What: Musical about 19th-century German schoolkids discovering sex
When: 7:30 p.m. Wednesday &Thursday; 8 p.m. Friday; 2 p.m. & 8 p.m. Saturday; 1 p.m. & 6:30 p.m. Sunday
Where: Barbara B. Mann Performing Arts Hall, 13350 Edison Parkway, Fort Myers
Cost: $65, $50, $40, $30; on-stage seating available for $25
Information: Call 481-4849 or go to bbmannpah.com
Content Warning: There is profanity, on-stage nudity and repeated references to sexually graphic subject matter. The show isn't crude but is likely NOT appropriate for PG audiences or the easily offended.
FORT MYERS — Don't let the boob, buns and F-bombs fool you. "Spring Awakening," playing through Sunday at the Barbara B. Mann, is the closest to unadulterated Broadway Southwest Florida is going to get on this side of the Mason-Dixon Line. Part rock concert, part moody, adolescent allegory and all "oh-my-god-wow" entertainment, the show tosses out electrifying thrills like a new father passing out cigars.
"Spring Awakening" tells the story of a group of German schoolkids on the cusp of adolescence - "awakening" being a not-so-subtle reference to their hormones. Based on an 1891 play by Frank Wedekind, the show rolls headlong through a meadow of controversial subjects: incest, homosexuality, masturbation, child abuse and suicide. There is on-stage nudity; two song titles feature words unprintable in this newspaper. None of that matters. None of it. The risqué subject matter serves as a subversive vehicle to deliver a message of hope - for life, for love and a better tomorrow.
Duncan Sheik, he of "Barely Breathing" fame, penned music for the show, with book and lyrics by Steven Sater. Little wonder then the show sounds - and plays - like a rock concert. The musicians - and some of the audience - sit on the open stage. A decorated back wall resembles a classroom with drawings, enigmatic paintings, objets, even butterfly wings. Chairs and tables form the only props - transforming into anything from classroom to bedroom to oak tree.

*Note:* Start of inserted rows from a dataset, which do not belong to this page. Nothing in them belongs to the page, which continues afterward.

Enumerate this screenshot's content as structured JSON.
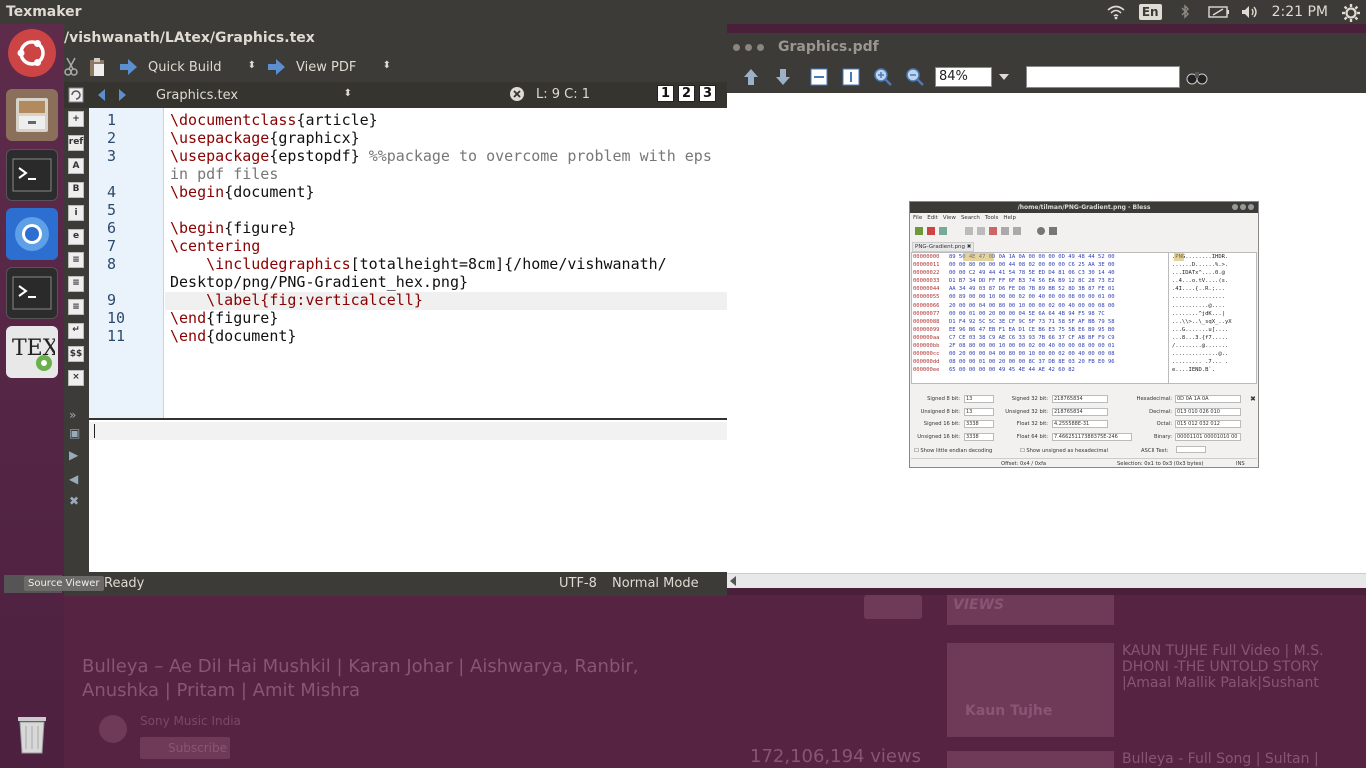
{
  "topbar": {
    "app_name": "Texmaker",
    "lang": "En",
    "time": "2:21 PM"
  },
  "editor": {
    "title": "/vishwanath/LAtex/Graphics.tex",
    "toolbar": {
      "quick_build": "Quick Build",
      "view_pdf": "View PDF"
    },
    "file_tab": "Graphics.tex",
    "cursor_pos": "L: 9 C: 1",
    "view_buttons": [
      "1",
      "2",
      "3"
    ],
    "leftbar": [
      "+",
      "ref",
      "A",
      "B",
      "i",
      "e",
      "≡",
      "≡",
      "≡",
      "↵",
      "$$",
      "×"
    ],
    "lines": [
      {
        "num": "1",
        "segs": [
          [
            "cmd",
            "\\documentclass"
          ],
          [
            "arg",
            "{article}"
          ]
        ]
      },
      {
        "num": "2",
        "segs": [
          [
            "cmd",
            "\\usepackage"
          ],
          [
            "arg",
            "{graphicx}"
          ]
        ]
      },
      {
        "num": "3",
        "segs": [
          [
            "cmd",
            "\\usepackage"
          ],
          [
            "arg",
            "{epstopdf} "
          ],
          [
            "cmt",
            "%%package to overcome problem with eps"
          ]
        ]
      },
      {
        "num": "",
        "segs": [
          [
            "cmt",
            "in pdf files"
          ]
        ]
      },
      {
        "num": "4",
        "segs": [
          [
            "cmd",
            "\\begin"
          ],
          [
            "arg",
            "{document}"
          ]
        ]
      },
      {
        "num": "5",
        "segs": []
      },
      {
        "num": "6",
        "segs": [
          [
            "cmd",
            "\\begin"
          ],
          [
            "arg",
            "{figure}"
          ]
        ]
      },
      {
        "num": "7",
        "segs": [
          [
            "cmd",
            "\\centering"
          ]
        ]
      },
      {
        "num": "8",
        "segs": [
          [
            "arg",
            "\t"
          ],
          [
            "cmd",
            "\\includegraphics"
          ],
          [
            "arg",
            "[totalheight=8cm]{/home/vishwanath/"
          ]
        ]
      },
      {
        "num": "",
        "segs": [
          [
            "arg",
            "Desktop/png/PNG-Gradient_hex.png}"
          ]
        ]
      },
      {
        "num": "9",
        "segs": [
          [
            "arg",
            "\t"
          ],
          [
            "cmd",
            "\\label{fig:verticalcell}"
          ]
        ]
      },
      {
        "num": "10",
        "segs": [
          [
            "cmd",
            "\\end"
          ],
          [
            "arg",
            "{figure}"
          ]
        ]
      },
      {
        "num": "11",
        "segs": [
          [
            "cmd",
            "\\end"
          ],
          [
            "arg",
            "{document}"
          ]
        ]
      }
    ],
    "status": {
      "source_viewer": "Source Viewer",
      "ready": "Ready",
      "encoding": "UTF-8",
      "mode": "Normal Mode"
    }
  },
  "pdf": {
    "title": "Graphics.pdf",
    "zoom": "84%",
    "search_placeholder": "",
    "bless": {
      "title": "/home/tilman/PNG-Gradient.png - Bless",
      "menus": [
        "File",
        "Edit",
        "View",
        "Search",
        "Tools",
        "Help"
      ],
      "tab": "PNG-Gradient.png",
      "offsets": [
        "00000000",
        "00000011",
        "00000022",
        "00000033",
        "00000044",
        "00000055",
        "00000066",
        "00000077",
        "00000088",
        "00000099",
        "000000aa",
        "000000bb",
        "000000cc",
        "000000dd",
        "000000ee"
      ],
      "hex": [
        "89 50 4E 47 0D 0A 1A 0A 00 00 00 0D 49 48 44 52 00",
        "00 00 80 00 00 00 44 08 02 00 00 00 C6 25 AA 3E 00",
        "00 00 C2 49 44 41 54 78 5E ED D4 81 06 C3 30 14 40",
        "D1 B7 34 DD FF FF 6F B3 74 56 EA B9 12 8C 28 73 E2",
        "AA 34 49 03 87 D6 FE D8 7B 89 BB 52 8D 3B 87 FE 01",
        "00 89 00 00 10 00 00 02 00 40 00 00 08 00 00 01 00",
        "20 00 00 04 00 80 00 10 00 00 02 00 40 00 00 08 00",
        "00 00 01 00 20 00 00 04 5E 6A 64 4B 94 F5 98 7C",
        "D1 F4 92 5C 5C 3E CF 9C 5F 73 71 58 5F AF BB 79 58",
        "EE 96 B6 47 EB F1 EA D1 CE B6 E3 75 5B E6 B9 95 B0",
        "C7 CE 03 38 C9 AE C6 33 93 7B 66 37 CF AB BF F9 C9",
        "2F 08 80 00 00 10 00 00 02 00 40 00 00 08 00 00 01",
        "00 20 00 00 04 00 80 00 10 00 00 02 00 40 00 00 08",
        "08 00 00 01 00 20 00 00 8C 37 DB 8E 03 20 FB E0 96",
        "65 00 00 00 00 49 45 4E 44 AE 42 60 82"
      ],
      "ascii": [
        ".PNG........IHDR.",
        "......D......%.>.",
        "...IDATx^....0.@",
        "..4...o.tV....(s.",
        ".4I....{..R.;...",
        "................",
        "...........@....",
        "........^jdK...|",
        "...\\\\>..\\_sqX_..yX",
        "...G.......u[....",
        "...8...3.{f7.....",
        "/........@.......",
        "..............@..",
        "......... .7... .",
        "e....IEND.B`."
      ],
      "fields": [
        {
          "label": "Signed 8 bit:",
          "value": "13"
        },
        {
          "label": "Signed 32 bit:",
          "value": "218765834"
        },
        {
          "label": "Hexadecimal:",
          "value": "0D 0A 1A 0A"
        },
        {
          "label": "Unsigned 8 bit:",
          "value": "13"
        },
        {
          "label": "Unsigned 32 bit:",
          "value": "218765834"
        },
        {
          "label": "Decimal:",
          "value": "013 010 026 010"
        },
        {
          "label": "Signed 16 bit:",
          "value": "3338"
        },
        {
          "label": "Float 32 bit:",
          "value": "4.255588E-31"
        },
        {
          "label": "Octal:",
          "value": "015 012 032 012"
        },
        {
          "label": "Unsigned 16 bit:",
          "value": "3338"
        },
        {
          "label": "Float 64 bit:",
          "value": "7.46625117388375E-246"
        },
        {
          "label": "Binary:",
          "value": "00001101 00001010 00"
        }
      ],
      "ascii_text_label": "ASCII Text:",
      "check1": "Show little endian decoding",
      "check2": "Show unsigned as hexadecimal",
      "offset_status": "Offset: 0x4 / 0xfa",
      "selection_status": "Selection: 0x1 to 0x3 (0x3 bytes)",
      "ins": "INS"
    }
  },
  "background": {
    "video_title_1": "Bulleya – Ae Dil Hai Mushkil | Karan Johar | Aishwarya, Ranbir,",
    "video_title_2": "Anushka | Pritam | Amit Mishra",
    "channel": "Sony Music India",
    "subscribe": "Subscribe",
    "views": "172,106,194 views",
    "rec1": "KAUN TUJHE Full Video | M.S.",
    "rec2": "DHONI -THE UNTOLD STORY",
    "rec3": "|Amaal Mallik Palak|Sushant",
    "rec4": "Bulleya - Full Song | Sultan |",
    "thumb_text": "Kaun Tujhe",
    "badge": "VIEWS"
  }
}
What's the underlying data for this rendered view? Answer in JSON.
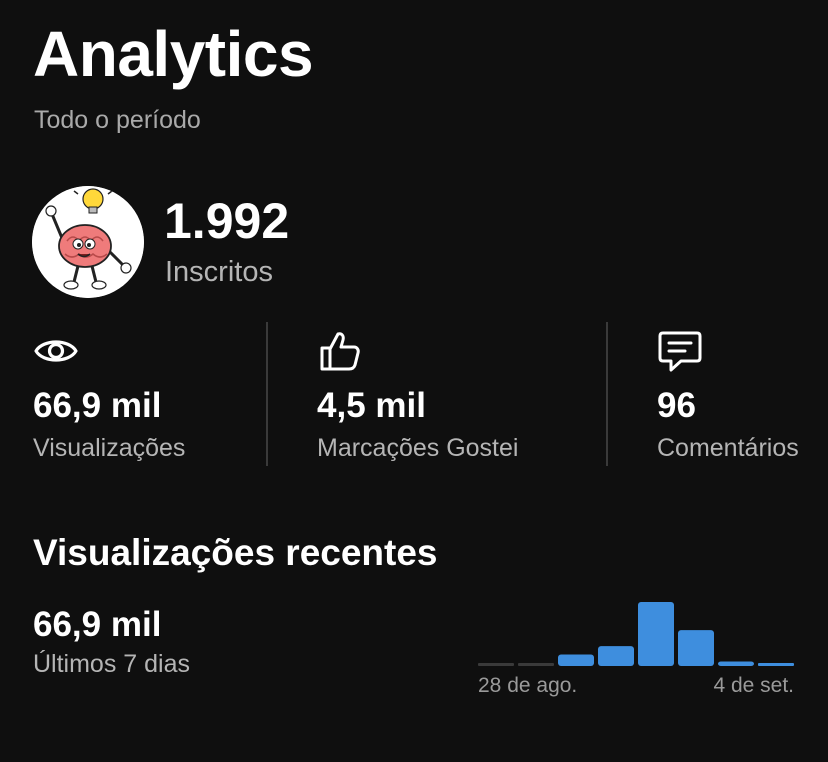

The male cast wears uniforms - precise uniforms - with wildly creative hair lacquered into place. The sole exception, forlorn Moritz (Taylor Trensch), has a mop that must make the stylist weep. Precision is the order of the day - for inventive dance routines up, around and over chairs like "The B**** of Living" and masturbation fantasy "My Junk."
"Spring Awakening" blends harmony and rhythm in inventive ways. The show slams one melody up against another repeatedly - an in-your-face illustration of the conflicts playing out on stage. Look for "Don't Do Sadness" and "Blue Wind" from Trensch and Steffi D (Ilse); two performers, two spotlights at stage left and stage right, two songs sung at the same time and one magical scene. Soulful opening ballad "Mama Who Bore Me" also gets an immediate reprise as a rousing girl-group thumper, playing old against new, generation against generation, classical against rock.
Primarily an ensemble-driven show, "Spring Awakening" comes blessed with leads - Trensh, Christy Altomare (Wendla) and Jake Epstein (Melchior) - who can sing down the house. Wendla opens the show on a bare stage, transitions to a comedy number with superb utility player Angela Reed and doesn't let up. Trensch and Epstein blend angst with rock-star confidence to carry the show forward with head-slamming momentum. Andy Mientus (Hanschen) also gets a laugh-out loud seduction scene in Act II.
Speaking of surprises, the lighting effects drew repeated gasps of amazement from the crowd. Dozens of bulbs hang from the theater roof, floating like blue fireflies, red moths or ethereal moons across the stage. Technical wizardry for sure - but also an artistic delight.
Criticisms? Again, as with many shows at the Mann, it was sometimes frustratingly difficult to hear the performers over and through the pulsating rock beat. The show's swing-for-the-fences intensity leaves some of the moodier pieces - Act I's "The Word of Your Body" - looking tame; meant to be a love song, it didn't connect.
"Spring Awakening" combines the best parts of a catchy musical with a great rock concert and adds a touch of titillating sexiness on top. The show is fun, full of energy and marvelous to watch; in short, it is the Broadway musical - reinvented for a brand new age.
MORE SPRING AWAKENING LINKS
Review: 'Spring Awakening' powerful, enthralling rendition of hit Broadway musical news-press.com, expires after 14 days
Review: A truly original new musical variety.com
Roundup of major "Spring Awakening" reviews broadwayworld.com